Brexit: 'Clear plan' for interim deal needed, say peers
The UK must have “a clear game plan” for any transitional arrangement for Brexit early on in its negotiations with the EU, ministers have been told.
A House of Lords committee warned that if no interim deal was agreed then UK firms would face significant tariffs and other barriers to trade.
Speaking on Monday, Chancellor Philip Hammond suggested such a scenario may be “generally helpful” for the UK.
But other ministers have reportedly expressed reservations in private.
The UK is scheduled to begin official negotiations on the terms of its exit from the EU by the end of March, when Prime Minister Theresa May has said she will trigger Article 50.
From that moment, the rules say that Britain will have just two years to agree a deal before its leaves the EU.
But getting an agreement on Britain’s future trade with the EU may take much longer.
Ministers have hinted they could agree some kind of transitional process to avoid a shock to the economy, with Mr Hammond telling MPs on Monday that this could go some way to ensuring a “smoother transition” .
But in a new report on the options for trade after Brexit, the House of Lords EU external affairs committee said the government should set out a clear plan at the start of negotiations, including specific proposals for what form any transitional deal could take.
‘Race to the bottom’
The peers said that staying in the EU customs union – a move opposed by many Conservative MP – could be an important element of such a deal.
And they warned that if there were no transition, the UK would have to rely on World Trade Organization rules for its trading arrangements which would mean British firms facing significant tariffs and other barriers to trade.
The government has committed itself to publishing some form of plan before it notifies the EU of its intention to leave but it is unclear how detailed this will be.
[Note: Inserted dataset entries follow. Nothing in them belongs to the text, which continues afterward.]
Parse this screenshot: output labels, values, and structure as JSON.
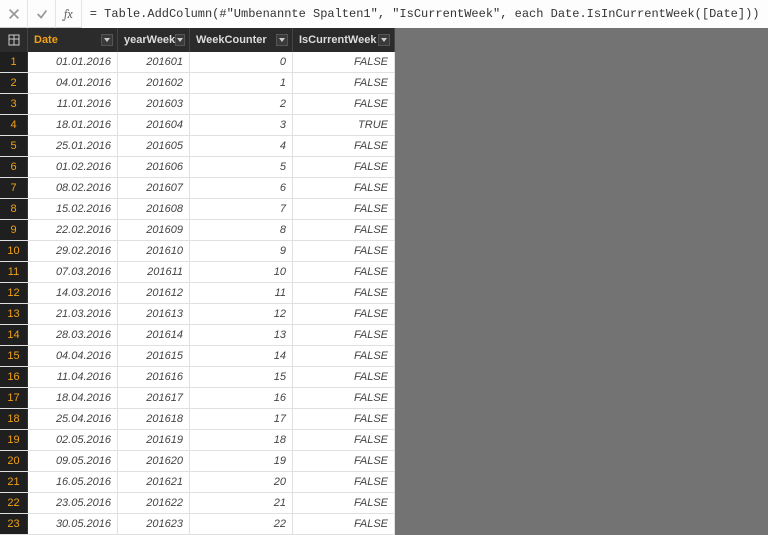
{
  "formula_bar": {
    "fx": "fx",
    "formula": "= Table.AddColumn(#\"Umbenannte Spalten1\", \"IsCurrentWeek\", each Date.IsInCurrentWeek([Date]))"
  },
  "columns": {
    "c0": "Date",
    "c1": "yearWeek",
    "c2": "WeekCounter",
    "c3": "IsCurrentWeek"
  },
  "rows": [
    {
      "n": "1",
      "date": "01.01.2016",
      "yw": "201601",
      "wc": "0",
      "cw": "FALSE"
    },
    {
      "n": "2",
      "date": "04.01.2016",
      "yw": "201602",
      "wc": "1",
      "cw": "FALSE"
    },
    {
      "n": "3",
      "date": "11.01.2016",
      "yw": "201603",
      "wc": "2",
      "cw": "FALSE"
    },
    {
      "n": "4",
      "date": "18.01.2016",
      "yw": "201604",
      "wc": "3",
      "cw": "TRUE"
    },
    {
      "n": "5",
      "date": "25.01.2016",
      "yw": "201605",
      "wc": "4",
      "cw": "FALSE"
    },
    {
      "n": "6",
      "date": "01.02.2016",
      "yw": "201606",
      "wc": "5",
      "cw": "FALSE"
    },
    {
      "n": "7",
      "date": "08.02.2016",
      "yw": "201607",
      "wc": "6",
      "cw": "FALSE"
    },
    {
      "n": "8",
      "date": "15.02.2016",
      "yw": "201608",
      "wc": "7",
      "cw": "FALSE"
    },
    {
      "n": "9",
      "date": "22.02.2016",
      "yw": "201609",
      "wc": "8",
      "cw": "FALSE"
    },
    {
      "n": "10",
      "date": "29.02.2016",
      "yw": "201610",
      "wc": "9",
      "cw": "FALSE"
    },
    {
      "n": "11",
      "date": "07.03.2016",
      "yw": "201611",
      "wc": "10",
      "cw": "FALSE"
    },
    {
      "n": "12",
      "date": "14.03.2016",
      "yw": "201612",
      "wc": "11",
      "cw": "FALSE"
    },
    {
      "n": "13",
      "date": "21.03.2016",
      "yw": "201613",
      "wc": "12",
      "cw": "FALSE"
    },
    {
      "n": "14",
      "date": "28.03.2016",
      "yw": "201614",
      "wc": "13",
      "cw": "FALSE"
    },
    {
      "n": "15",
      "date": "04.04.2016",
      "yw": "201615",
      "wc": "14",
      "cw": "FALSE"
    },
    {
      "n": "16",
      "date": "11.04.2016",
      "yw": "201616",
      "wc": "15",
      "cw": "FALSE"
    },
    {
      "n": "17",
      "date": "18.04.2016",
      "yw": "201617",
      "wc": "16",
      "cw": "FALSE"
    },
    {
      "n": "18",
      "date": "25.04.2016",
      "yw": "201618",
      "wc": "17",
      "cw": "FALSE"
    },
    {
      "n": "19",
      "date": "02.05.2016",
      "yw": "201619",
      "wc": "18",
      "cw": "FALSE"
    },
    {
      "n": "20",
      "date": "09.05.2016",
      "yw": "201620",
      "wc": "19",
      "cw": "FALSE"
    },
    {
      "n": "21",
      "date": "16.05.2016",
      "yw": "201621",
      "wc": "20",
      "cw": "FALSE"
    },
    {
      "n": "22",
      "date": "23.05.2016",
      "yw": "201622",
      "wc": "21",
      "cw": "FALSE"
    },
    {
      "n": "23",
      "date": "30.05.2016",
      "yw": "201623",
      "wc": "22",
      "cw": "FALSE"
    }
  ]
}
Business has expressed concerns about the impact of a “cliff-edge” departure from the EU, leading to speculation about temporary measures to soften the blow – including paying to retain tariff-free access to the single market.
Speaking on Tuesday, shadow Brexit secretary Keir Starmer will suggest Labour could amend any bill giving the government authority to trigger Article 50 unless there is evidence of a “meaningful” plan behind the UK’s strategy.
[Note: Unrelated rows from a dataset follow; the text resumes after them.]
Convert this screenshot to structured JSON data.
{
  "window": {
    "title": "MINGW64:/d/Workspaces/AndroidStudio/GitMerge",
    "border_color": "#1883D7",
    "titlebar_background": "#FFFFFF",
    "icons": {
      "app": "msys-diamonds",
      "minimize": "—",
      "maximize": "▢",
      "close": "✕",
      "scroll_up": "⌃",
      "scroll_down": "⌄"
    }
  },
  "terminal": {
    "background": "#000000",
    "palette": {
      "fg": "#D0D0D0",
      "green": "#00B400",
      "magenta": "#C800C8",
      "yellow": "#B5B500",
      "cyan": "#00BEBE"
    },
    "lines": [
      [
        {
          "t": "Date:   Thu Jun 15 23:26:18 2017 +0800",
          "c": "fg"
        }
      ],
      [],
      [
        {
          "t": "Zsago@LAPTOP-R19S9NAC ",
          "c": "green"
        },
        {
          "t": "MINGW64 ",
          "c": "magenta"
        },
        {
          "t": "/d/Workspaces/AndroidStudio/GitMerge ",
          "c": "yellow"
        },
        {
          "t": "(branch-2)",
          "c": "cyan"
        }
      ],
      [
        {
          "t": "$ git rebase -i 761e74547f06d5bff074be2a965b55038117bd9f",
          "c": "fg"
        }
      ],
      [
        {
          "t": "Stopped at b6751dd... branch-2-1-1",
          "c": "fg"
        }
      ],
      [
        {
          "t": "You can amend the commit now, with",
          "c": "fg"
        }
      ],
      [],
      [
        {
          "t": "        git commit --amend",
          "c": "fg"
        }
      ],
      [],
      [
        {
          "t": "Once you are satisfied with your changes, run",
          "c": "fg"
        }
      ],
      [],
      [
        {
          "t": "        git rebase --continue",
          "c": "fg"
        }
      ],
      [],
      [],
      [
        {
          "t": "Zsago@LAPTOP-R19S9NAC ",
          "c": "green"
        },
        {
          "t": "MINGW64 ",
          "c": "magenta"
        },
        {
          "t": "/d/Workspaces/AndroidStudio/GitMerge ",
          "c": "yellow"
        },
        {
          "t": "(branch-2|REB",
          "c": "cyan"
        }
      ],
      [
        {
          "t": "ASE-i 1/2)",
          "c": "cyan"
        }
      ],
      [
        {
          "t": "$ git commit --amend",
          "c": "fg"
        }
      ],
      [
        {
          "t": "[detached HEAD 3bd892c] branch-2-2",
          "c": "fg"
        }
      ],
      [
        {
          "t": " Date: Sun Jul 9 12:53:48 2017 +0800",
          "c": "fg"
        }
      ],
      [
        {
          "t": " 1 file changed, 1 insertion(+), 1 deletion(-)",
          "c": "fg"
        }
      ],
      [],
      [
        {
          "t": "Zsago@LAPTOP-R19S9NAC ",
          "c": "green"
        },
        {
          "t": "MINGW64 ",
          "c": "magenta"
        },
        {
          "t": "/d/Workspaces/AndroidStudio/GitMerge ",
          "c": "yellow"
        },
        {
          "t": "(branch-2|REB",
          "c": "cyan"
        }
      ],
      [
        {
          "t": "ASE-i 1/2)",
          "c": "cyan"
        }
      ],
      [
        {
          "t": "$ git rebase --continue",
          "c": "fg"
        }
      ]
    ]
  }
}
He will warn that a so-called “hard Brexit” – where the UK leaves the internal market and customs union – would damage jobs and enterprise.
“Reverting to World Trade Organization rules would entail a range of harmful new barriers to trade and a desperate rush to sign new agreements with third-party states to compensate,” he will say.
In a speech, he will also warn of a “global race to the bottom which would also abandon our shared scientific, educational and cultural endeavours with the EU”.
Instead, he will say the UK must pursue a course enabling it to trade in goods and services while maintaining co-operation with the EU in science, education and culture.